Over the past 20 years, building environmental assessment methods (BEAMs) have been promoted as a means to achieve more sustainable and environmentally friendly (green) buildings, as well as more sustainable practices in the building process at large. These schemes have come to be considered as effective mechanisms to transform building markets and are seen to play a significant role in the mainstreaming of green building practices. In many countries, BEAMs are now used as policy instruments and are increasingly being mandated across a variety of public, but also private, sector projects. In this paper, we examine BEAMs as policy instruments and explore their potential to affect change in construction. Drawing on the theory of strategic action fields, and using the case of HK-BEAM, we discuss the origins, development and application of BEAMs and the limited impact that their mandate has on construction practice.
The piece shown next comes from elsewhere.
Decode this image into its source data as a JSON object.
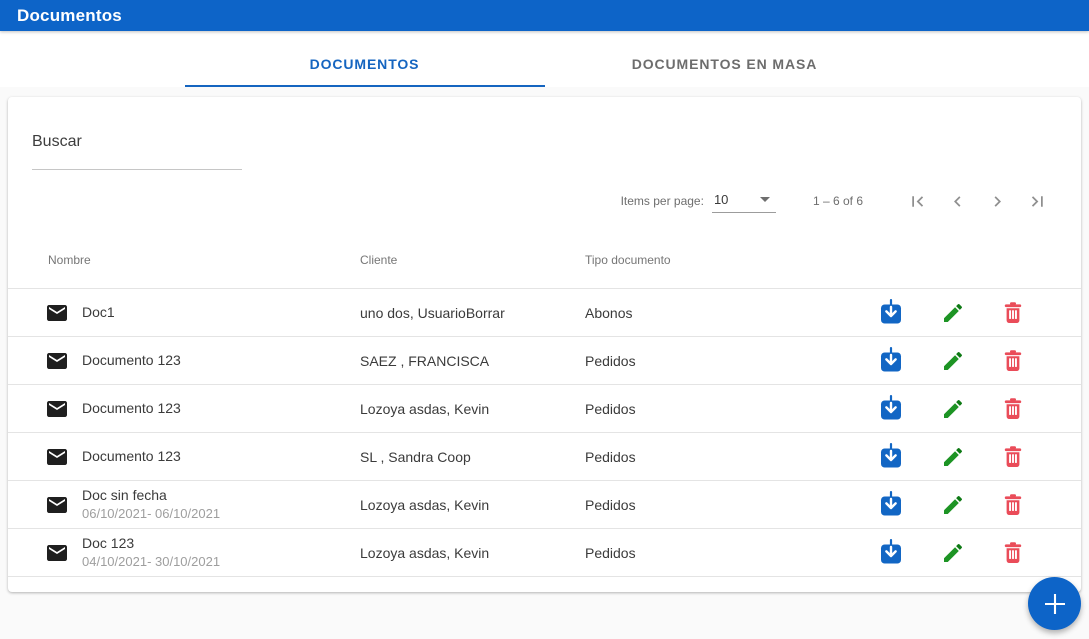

The paper concludes with reflections on the need to further our understanding of how the construction sector works and who has the power, and the will, to make changes in construction practice happen.
Bibliographical noteThis work was supported by the Research Grants Council of the Hong Kong Special Administrative Region, China (GRF: Project No. HKU 17250116).
- Building environmental assessment methods
- Construction reform
- Industry self-regulation
- Policy instruments
- Sustainable construction